Since it weighs only 400 pounds more than the Model 41 cavalry gun, it is possible that the Model 95 may have been intended to replace that weapon. However, its use on Saipan and its close resemblance to the heavier Model 90 may indicate that the latter weapon was too heavy for efficient horse-draft, and too complex for the capabilities of Japanese industry. Though the Model 95 was split-trailed, it actually weighed less than the improved Model 38 75 mm gun. The Model 95 was much lighter than its Schneider prototype, and had a sliding wedge rather than an interrupted thread breechblock. It incorporated all features of modern Japanese design.
The appearance of the Type 95 75 mm field gun caused considerable confusion with both Allied military intelligence and with Japanese troops. The Type 95 was inferior in technology and performance to its predecessor, with less range and lower muzzle velocity. Although cheaper to build and to maintain, and less in weight, it was not well received by field commanders. It was primarily assigned to units in China.

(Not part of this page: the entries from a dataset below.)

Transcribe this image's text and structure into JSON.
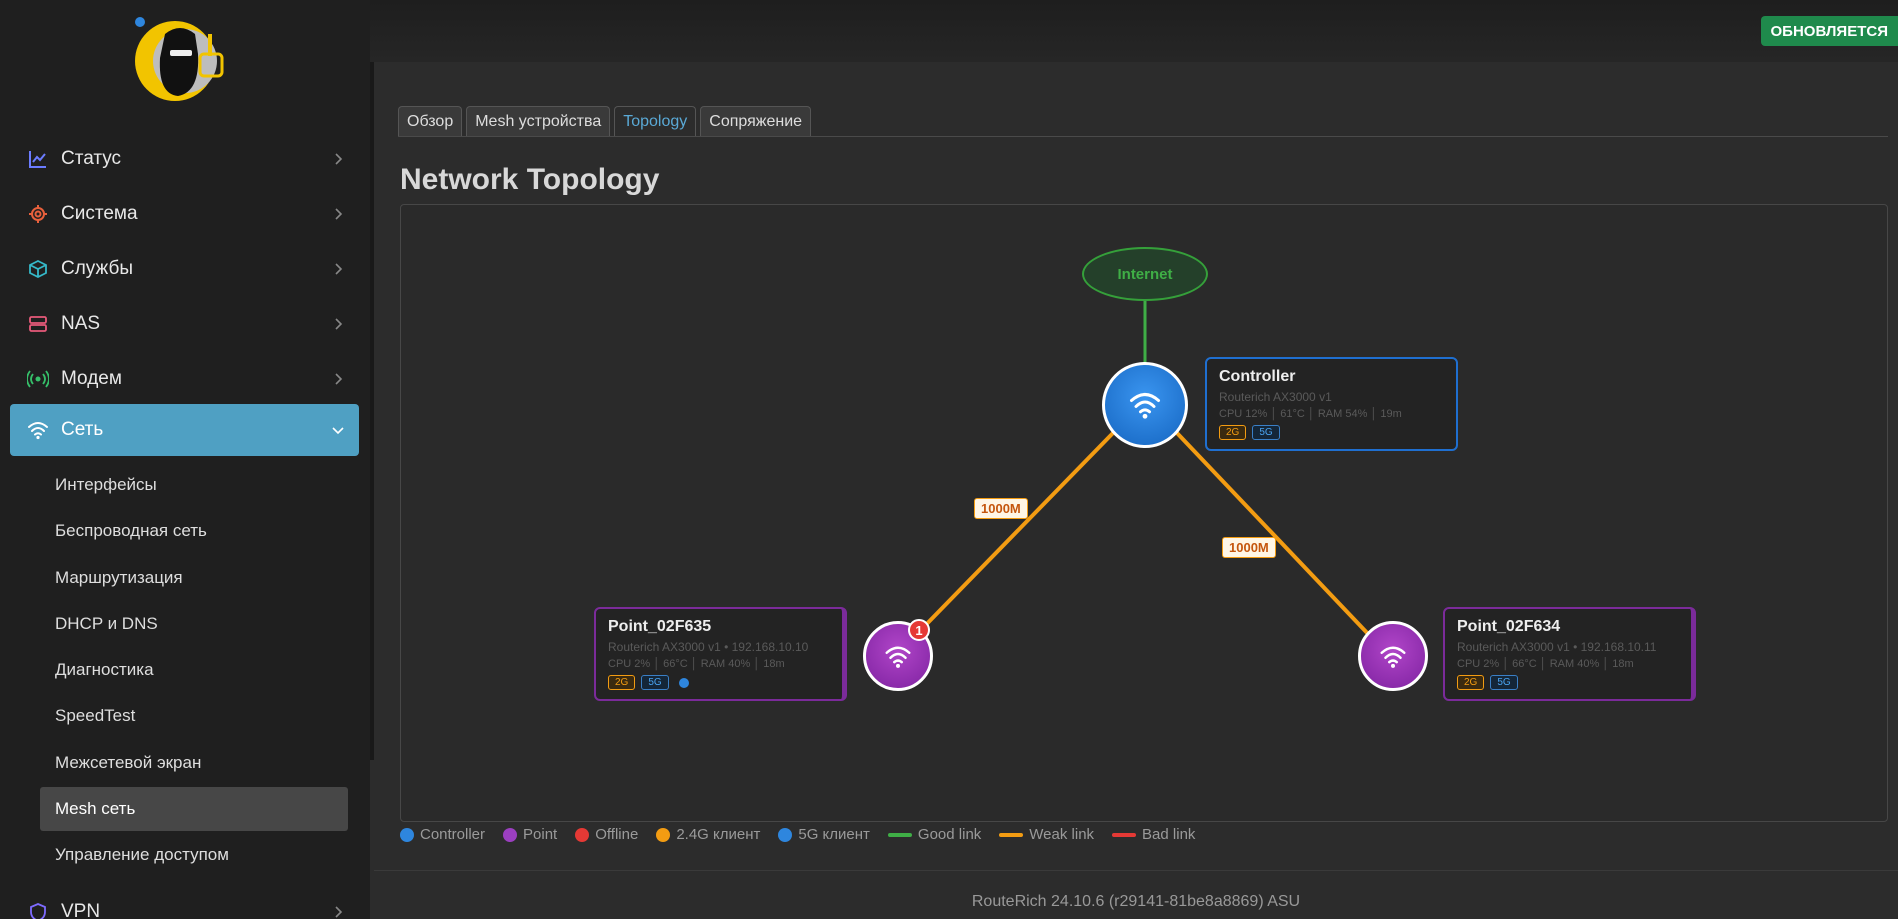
{
  "status_badge": "ОБНОВЛЯЕТСЯ",
  "sidebar": {
    "items": [
      {
        "label": "Статус",
        "icon": "chart-line-icon"
      },
      {
        "label": "Система",
        "icon": "gear-icon"
      },
      {
        "label": "Службы",
        "icon": "cube-icon"
      },
      {
        "label": "NAS",
        "icon": "server-icon"
      },
      {
        "label": "Модем",
        "icon": "broadcast-icon"
      },
      {
        "label": "Сеть",
        "icon": "wifi-icon"
      },
      {
        "label": "VPN",
        "icon": "shield-icon"
      }
    ],
    "subitems": [
      "Интерфейсы",
      "Беспроводная сеть",
      "Маршрутизация",
      "DHCP и DNS",
      "Диагностика",
      "SpeedTest",
      "Межсетевой экран",
      "Mesh сеть",
      "Управление доступом"
    ],
    "active_subitem": "Mesh сеть"
  },
  "tabs": [
    "Обзор",
    "Mesh устройства",
    "Topology",
    "Сопряжение"
  ],
  "active_tab": "Topology",
  "page_title": "Network Topology",
  "topology": {
    "internet_label": "Internet",
    "controller": {
      "name": "Controller",
      "model": "Routerich AX3000 v1",
      "stats": "CPU 12% │ 61°C │ RAM 54% │ 19m",
      "bands": [
        "2G",
        "5G"
      ]
    },
    "points": [
      {
        "name": "Point_02F635",
        "model": "Routerich AX3000 v1 • 192.168.10.10",
        "stats": "CPU 2% │ 66°C │ RAM 40% │ 18m",
        "bands": [
          "2G",
          "5G"
        ],
        "clients": "1",
        "link_speed": "1000M"
      },
      {
        "name": "Point_02F634",
        "model": "Routerich AX3000 v1 • 192.168.10.11",
        "stats": "CPU 2% │ 66°C │ RAM 40% │ 18m",
        "bands": [
          "2G",
          "5G"
        ],
        "link_speed": "1000M"
      }
    ]
  },
  "legend": [
    {
      "label": "Controller",
      "kind": "dot",
      "color": "#2e86de"
    },
    {
      "label": "Point",
      "kind": "dot",
      "color": "#9b3fc0"
    },
    {
      "label": "Offline",
      "kind": "dot",
      "color": "#e53935"
    },
    {
      "label": "2.4G клиент",
      "kind": "dot",
      "color": "#f39c12"
    },
    {
      "label": "5G клиент",
      "kind": "dot",
      "color": "#2e86de"
    },
    {
      "label": "Good link",
      "kind": "line",
      "color": "#3fae46"
    },
    {
      "label": "Weak link",
      "kind": "line",
      "color": "#f39c12"
    },
    {
      "label": "Bad link",
      "kind": "line",
      "color": "#e53935"
    }
  ],
  "footer": "RouteRich 24.10.6 (r29141-81be8a8869) ASU",
  "colors": {
    "accent": "#4fa0c3",
    "controller": "#1f6fd0",
    "point": "#7b2b9a",
    "weak_link": "#f39c12",
    "good_link": "#3fae46"
  }
}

- Bishop, The Encyclopedia of Weapons of World War II.
- War Department TM-E-30-480 Handbook on Japanese Military Forces September 1944 p 400

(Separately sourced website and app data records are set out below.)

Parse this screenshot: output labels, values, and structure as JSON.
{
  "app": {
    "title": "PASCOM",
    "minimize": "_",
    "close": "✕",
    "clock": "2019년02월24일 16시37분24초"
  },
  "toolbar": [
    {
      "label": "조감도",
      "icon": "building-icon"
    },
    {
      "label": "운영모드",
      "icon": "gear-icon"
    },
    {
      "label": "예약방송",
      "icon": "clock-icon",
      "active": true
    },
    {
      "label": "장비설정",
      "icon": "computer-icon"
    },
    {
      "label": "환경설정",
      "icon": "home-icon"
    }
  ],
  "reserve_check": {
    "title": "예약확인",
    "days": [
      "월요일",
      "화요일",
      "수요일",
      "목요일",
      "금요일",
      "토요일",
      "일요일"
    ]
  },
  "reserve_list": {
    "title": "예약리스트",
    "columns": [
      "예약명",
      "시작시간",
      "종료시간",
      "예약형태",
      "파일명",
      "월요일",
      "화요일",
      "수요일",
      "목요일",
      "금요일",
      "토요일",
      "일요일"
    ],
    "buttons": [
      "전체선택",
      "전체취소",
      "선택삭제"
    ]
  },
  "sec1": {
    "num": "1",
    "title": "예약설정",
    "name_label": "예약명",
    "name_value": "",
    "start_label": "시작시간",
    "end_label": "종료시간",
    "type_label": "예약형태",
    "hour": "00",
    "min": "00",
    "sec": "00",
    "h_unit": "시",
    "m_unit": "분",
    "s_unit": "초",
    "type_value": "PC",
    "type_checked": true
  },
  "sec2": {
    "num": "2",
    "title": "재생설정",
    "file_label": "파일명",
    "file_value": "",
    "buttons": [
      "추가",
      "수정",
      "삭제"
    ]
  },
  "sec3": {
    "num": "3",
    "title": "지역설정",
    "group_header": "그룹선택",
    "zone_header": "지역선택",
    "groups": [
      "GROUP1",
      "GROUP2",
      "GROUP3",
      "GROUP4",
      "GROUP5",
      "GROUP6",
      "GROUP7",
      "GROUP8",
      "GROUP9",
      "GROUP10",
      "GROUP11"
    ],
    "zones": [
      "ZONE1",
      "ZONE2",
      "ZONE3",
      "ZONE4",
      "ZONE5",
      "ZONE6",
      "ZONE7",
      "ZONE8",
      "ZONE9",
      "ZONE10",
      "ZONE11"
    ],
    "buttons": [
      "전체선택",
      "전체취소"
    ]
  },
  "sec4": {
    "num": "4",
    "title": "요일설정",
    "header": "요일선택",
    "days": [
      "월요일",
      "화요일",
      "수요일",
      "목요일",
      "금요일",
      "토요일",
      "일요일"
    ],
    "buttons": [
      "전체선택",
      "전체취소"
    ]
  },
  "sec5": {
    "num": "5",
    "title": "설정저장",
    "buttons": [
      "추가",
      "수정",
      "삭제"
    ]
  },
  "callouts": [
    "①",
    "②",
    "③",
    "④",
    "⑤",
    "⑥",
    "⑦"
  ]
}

- Mayer, The Rise and Fall of Imperial Japan. pp. 57-59
- US Department of War Special Series No 25 Japanese Field Artillery October 1944
-  Type 95 on Taki's Imperial Japanese Army
- Chamberlain, Light and Medium Field Artillery
-  US Technical Manual E 30-480
- Bishop, Chris (eds) The Encyclopedia of Weapons of World War II. Barnes & Nobel. 1998. ISBN 0-7607-1022-8
- Chamberlain, Peter and Gander, Terry. Light and Medium Field Artillery. Macdonald and Jane's (1975). ISBN 0-356-08215-6
- Chant, Chris. Artillery of World War II, Zenith Press, 2001, ISBN 0-7603-1172-2
- McLean, Donald B. Japanese Artillery; Weapons and Tactics. Wickenburg, Ariz.: Normount Technical Publications 1973. ISBN 0-87947-157-3.
- Mayer, S.L. The Rise and Fall of Imperial Japan. The Military Press (1984) ISBN 0-517-42313-8
- War Department Special Series No 25 Japanese Field Artillery October 1944
- US Department of War, TM 30-480, Handbook on Japanese Military Forces, Louisiana State University Press, 1994. ISBN 0-8071-2013-8